Whether you're a physical, occupational, or respiratory therapist, or a speech language pathologist, very few therapy professionals wear certain clothing/uniforms or external identifiers to outwardly indicate that they are a healthcare professional.
This led me to wonder, what makes a professional?
Is it the number of letters after someone’s name? Is it their position? Is it their personal qualities and behaviour? Can the office admin assistant or building janitor without all the fancy titles and advanced degrees be considered a true professional?
I am sure you have met many ‘professionals’ with fancy titles, lovely offices and more letters after their name than you have in your own name. Some of whom have left you with a very sour taste in your mouth after dealing with their unprofessional behaviour.
Furthermore, I am certain we have all met less educated providers that impress us with their honesty, integrity and caring behaviour towards those on any level of the social, educational or economic scale. The janitor who takes great pride in his shiny floors, the admin who is always one step ahead, the assistant who has an uncanny yet accurate intuition when it comes to patients needs.
So what does a professional look like, act like and behave like, and how can we become more professional no matter what or how many letters come after our name?
- A professional looks the part. Like it or not, the way you dress is important. You can be the sharpest tool in the shed, but if you are covered in dirt, it will be hard for anyone to tell. Professionals spend the time, money and energy to look the part. Maybe it shouldn’t matter, but it does, sorry.

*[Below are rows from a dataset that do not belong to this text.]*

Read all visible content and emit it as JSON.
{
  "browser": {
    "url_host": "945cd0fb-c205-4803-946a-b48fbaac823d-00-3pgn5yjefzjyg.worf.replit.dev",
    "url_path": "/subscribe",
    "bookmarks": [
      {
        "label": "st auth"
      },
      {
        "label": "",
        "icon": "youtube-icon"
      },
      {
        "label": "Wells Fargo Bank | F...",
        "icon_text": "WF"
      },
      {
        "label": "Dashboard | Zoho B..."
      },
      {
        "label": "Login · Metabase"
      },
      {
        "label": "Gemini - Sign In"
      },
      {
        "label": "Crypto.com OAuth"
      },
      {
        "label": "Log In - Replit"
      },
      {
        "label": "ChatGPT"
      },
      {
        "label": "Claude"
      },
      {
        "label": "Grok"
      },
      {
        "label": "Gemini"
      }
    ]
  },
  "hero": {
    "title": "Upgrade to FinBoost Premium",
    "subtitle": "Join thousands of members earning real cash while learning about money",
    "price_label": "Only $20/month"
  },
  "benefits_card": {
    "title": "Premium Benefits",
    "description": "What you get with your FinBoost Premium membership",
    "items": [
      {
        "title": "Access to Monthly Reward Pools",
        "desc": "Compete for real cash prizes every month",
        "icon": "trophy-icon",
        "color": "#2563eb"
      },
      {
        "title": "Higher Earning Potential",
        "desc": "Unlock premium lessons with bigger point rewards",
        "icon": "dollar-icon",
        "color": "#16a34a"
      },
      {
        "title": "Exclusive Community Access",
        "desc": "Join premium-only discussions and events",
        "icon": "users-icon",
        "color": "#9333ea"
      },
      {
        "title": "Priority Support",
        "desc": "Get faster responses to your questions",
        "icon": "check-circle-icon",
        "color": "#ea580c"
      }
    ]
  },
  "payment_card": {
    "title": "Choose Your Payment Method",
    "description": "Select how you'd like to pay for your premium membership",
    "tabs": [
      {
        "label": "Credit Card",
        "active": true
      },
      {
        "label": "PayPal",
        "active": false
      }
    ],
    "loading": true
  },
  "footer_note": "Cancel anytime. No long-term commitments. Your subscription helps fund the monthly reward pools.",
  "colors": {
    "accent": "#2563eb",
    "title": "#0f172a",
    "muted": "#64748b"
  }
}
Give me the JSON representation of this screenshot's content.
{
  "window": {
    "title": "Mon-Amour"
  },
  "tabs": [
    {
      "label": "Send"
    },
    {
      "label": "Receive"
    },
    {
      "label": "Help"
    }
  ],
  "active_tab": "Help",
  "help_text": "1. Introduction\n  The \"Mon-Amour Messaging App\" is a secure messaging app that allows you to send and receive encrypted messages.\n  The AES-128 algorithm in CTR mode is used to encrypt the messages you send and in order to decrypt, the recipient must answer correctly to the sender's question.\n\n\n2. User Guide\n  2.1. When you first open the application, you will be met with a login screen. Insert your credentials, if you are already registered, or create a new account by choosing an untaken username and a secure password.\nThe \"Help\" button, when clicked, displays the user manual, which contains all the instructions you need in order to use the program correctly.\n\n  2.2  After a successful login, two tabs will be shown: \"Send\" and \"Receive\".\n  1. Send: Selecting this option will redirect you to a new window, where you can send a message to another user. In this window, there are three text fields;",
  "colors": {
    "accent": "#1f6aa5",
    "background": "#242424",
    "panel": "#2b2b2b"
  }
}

- A professional treats everyone, colleagues/patients/residents/clients, with dignity and respect. They see value in each person, no matter how high or low on the totem pole they happen to be. Not always an easy thing to do, but always the right thing to do.

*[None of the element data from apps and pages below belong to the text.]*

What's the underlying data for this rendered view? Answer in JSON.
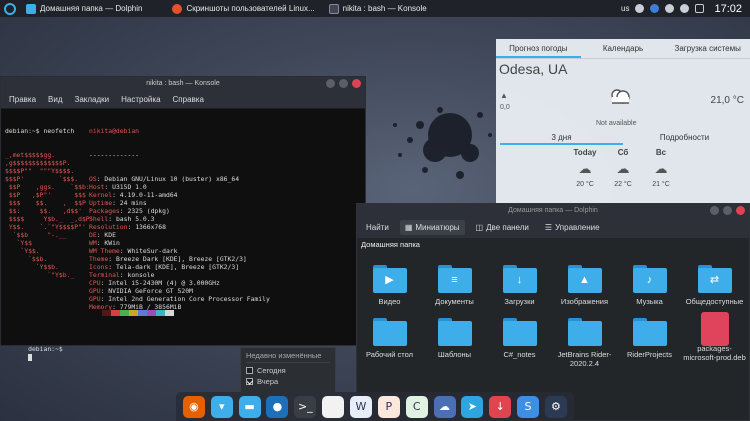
{
  "taskbar": {
    "tasks": [
      {
        "title": "Домашняя папка — Dolphin",
        "icon": "folder-icon",
        "color": "#3daee9"
      },
      {
        "title": "Скриншоты пользователей Linux...",
        "icon": "browser-icon",
        "color": "#e8502b"
      },
      {
        "title": "nikita : bash — Konsole",
        "icon": "terminal-icon",
        "color": "#2d3038"
      }
    ],
    "layout": "us",
    "clock": "17:02"
  },
  "weather": {
    "tabs": [
      "Прогноз погоды",
      "Календарь",
      "Загрузка системы"
    ],
    "city": "Odesa, UA",
    "wind": "0,0",
    "temp": "21,0 °C",
    "condition": "Not available",
    "subtabs": [
      "3 дня",
      "Подробности"
    ],
    "days": [
      {
        "name": "Today",
        "temp": "20 °C"
      },
      {
        "name": "Сб",
        "temp": "22 °C"
      },
      {
        "name": "Вс",
        "temp": "21 °C"
      }
    ]
  },
  "konsole": {
    "title": "nikita : bash — Konsole",
    "menu": [
      "Правка",
      "Вид",
      "Закладки",
      "Настройка",
      "Справка"
    ],
    "prompt1": "debian:~$ neofetch",
    "logo": [
      "_,met$$$$$gg.",
      ",g$$$$$$$$$$$$$P.",
      "$$$$P\"\"  \"\"\"Y$$$$.",
      "$$$P'         `$$$.",
      " $$P    ,ggs.    `$$b:",
      " $$P   ,$P\"'      $$$",
      " $$$    $$.    ,  $$P",
      " $$:     $$.   ,d$$'",
      " $$$$     Y$b._  _,d$P'",
      " Y$$.    `.`\"Y$$$$P\"'",
      "  `$$b     \"-.__",
      "   `Y$$",
      "    `Y$$.",
      "      `$$b.",
      "        `Y$$b.",
      "           `\"Y$b._"
    ],
    "user_host": "nikita@debian",
    "separator": "-------------",
    "info": [
      {
        "k": "OS",
        "v": "Debian GNU/Linux 10 (buster) x86_64"
      },
      {
        "k": "Host",
        "v": "U315D 1.0"
      },
      {
        "k": "Kernel",
        "v": "4.19.0-11-amd64"
      },
      {
        "k": "Uptime",
        "v": "24 mins"
      },
      {
        "k": "Packages",
        "v": "2325 (dpkg)"
      },
      {
        "k": "Shell",
        "v": "bash 5.0.3"
      },
      {
        "k": "Resolution",
        "v": "1366x768"
      },
      {
        "k": "DE",
        "v": "KDE"
      },
      {
        "k": "WM",
        "v": "KWin"
      },
      {
        "k": "WM Theme",
        "v": "WhiteSur-dark"
      },
      {
        "k": "Theme",
        "v": "Breeze Dark [KDE], Breeze [GTK2/3]"
      },
      {
        "k": "Icons",
        "v": "Tela-dark [KDE], Breeze [GTK2/3]"
      },
      {
        "k": "Terminal",
        "v": "konsole"
      },
      {
        "k": "CPU",
        "v": "Intel i5-2430M (4) @ 3.000GHz"
      },
      {
        "k": "GPU",
        "v": "NVIDIA GeForce GT 520M"
      },
      {
        "k": "GPU",
        "v": "Intel 2nd Generation Core Processor Family"
      },
      {
        "k": "Memory",
        "v": "779MiB / 3856MiB"
      }
    ],
    "palette": [
      "#5a1414",
      "#d84040",
      "#4caf50",
      "#c8a82a",
      "#5a7bd6",
      "#a04cb8",
      "#3fb3c0",
      "#d8d8d8"
    ],
    "prompt2": "debian:~$"
  },
  "dolphin": {
    "title": "Домашняя папка — Dolphin",
    "toolbar": {
      "find": "Найти",
      "thumbs": "Миниатюры",
      "split": "Две панели",
      "control": "Управление"
    },
    "breadcrumb": "Домашняя папка",
    "items": [
      {
        "label": "Видео",
        "glyph": "▶"
      },
      {
        "label": "Документы",
        "glyph": "≡"
      },
      {
        "label": "Загрузки",
        "glyph": "↓"
      },
      {
        "label": "Изображения",
        "glyph": "▲"
      },
      {
        "label": "Музыка",
        "glyph": "♪"
      },
      {
        "label": "Общедоступные",
        "glyph": "⇄"
      },
      {
        "label": "Рабочий стол",
        "glyph": ""
      },
      {
        "label": "Шаблоны",
        "glyph": ""
      },
      {
        "label": "C#_notes",
        "glyph": ""
      },
      {
        "label": "JetBrains Rider-2020.2.4",
        "glyph": ""
      },
      {
        "label": "RiderProjects",
        "glyph": ""
      },
      {
        "label": "packages-microsoft-prod.deb",
        "glyph": "deb"
      }
    ]
  },
  "recent": {
    "header": "Недавно изменённые",
    "rows": [
      {
        "label": "Сегодня",
        "checked": false
      },
      {
        "label": "Вчера",
        "checked": true
      }
    ]
  },
  "dock": [
    {
      "icon": "firefox-icon",
      "color": "#e66000",
      "glyph": "◉"
    },
    {
      "icon": "store-icon",
      "color": "#3daee9",
      "glyph": "▾"
    },
    {
      "icon": "folder-icon",
      "color": "#3daee9",
      "glyph": "▬"
    },
    {
      "icon": "toggle-icon",
      "color": "#1d6fb8",
      "glyph": "●"
    },
    {
      "icon": "terminal-icon",
      "color": "#3a3d44",
      "glyph": ">_"
    },
    {
      "icon": "document-icon",
      "color": "#f2f2f2",
      "glyph": ""
    },
    {
      "icon": "writer-icon",
      "color": "#e8eef8",
      "glyph": "W"
    },
    {
      "icon": "impress-icon",
      "color": "#fbe7dc",
      "glyph": "P"
    },
    {
      "icon": "calc-icon",
      "color": "#e0f2e2",
      "glyph": "C"
    },
    {
      "icon": "cloud-icon",
      "color": "#4a6fb5",
      "glyph": "☁"
    },
    {
      "icon": "telegram-icon",
      "color": "#2ca5e0",
      "glyph": "➤"
    },
    {
      "icon": "download-icon",
      "color": "#e0444e",
      "glyph": "↓"
    },
    {
      "icon": "skype-icon",
      "color": "#3f8ee6",
      "glyph": "S"
    },
    {
      "icon": "steam-icon",
      "color": "#2a3a52",
      "glyph": "⚙"
    }
  ]
}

- A professional commits to life-long learning. School is never out for us, whether it’s ‘automobile university’ (that is listening to informative CD’s in the car), always having a book on the go, keeping up to date with their professional magazines or websites, attending personal or professional conferences, or simply by listening and learning from others.
- A professional does their best at what they are being paid to do. They are committed to excellence whether they ‘feel like it’ or not, whether external circumstances warrant it or not.
Can anyone with the right attitude be a professional? Yes. I know that you may have specialized skills and training, perhaps more so than your lesser skilled colleagues, and you perhaps invested more years in schooling and education than some of your peers. But what is to be gained by holding yourself high and making others feel low? Instead, what if we hold the bar high for everyone? If we treat everyone we work with as professionals and expect everyone to act like a professional in the realm of what they do, I would bet my last nickel we wouldn’t be disappointed!
So a number of questions beg to be asked:
- Are you a professional?
- What could you do to act more professionally?
- Do you treat others professionally?
- What could you do differently to improve professionalism in your workplace?
- How would things be better in your workplace if you treated others more professionally?
I would love to hear your thoughts on this issue! Do you agree? Am I way off base? What am I missing? Do you have your own definition? Leave a comment on this aftibelow or E-mail me at Stephanie@yourlifeunlimited.ca. About the Author: Stephanie Staples is a passionate coach & advocate for ‘nursing the nurses,’ is the founder of the Life Support for Nurses Wellness Retreat and is a highly regarded speaker at conferences, internationally. Visit www.YourLifeUnlimited.cafor more cool tools!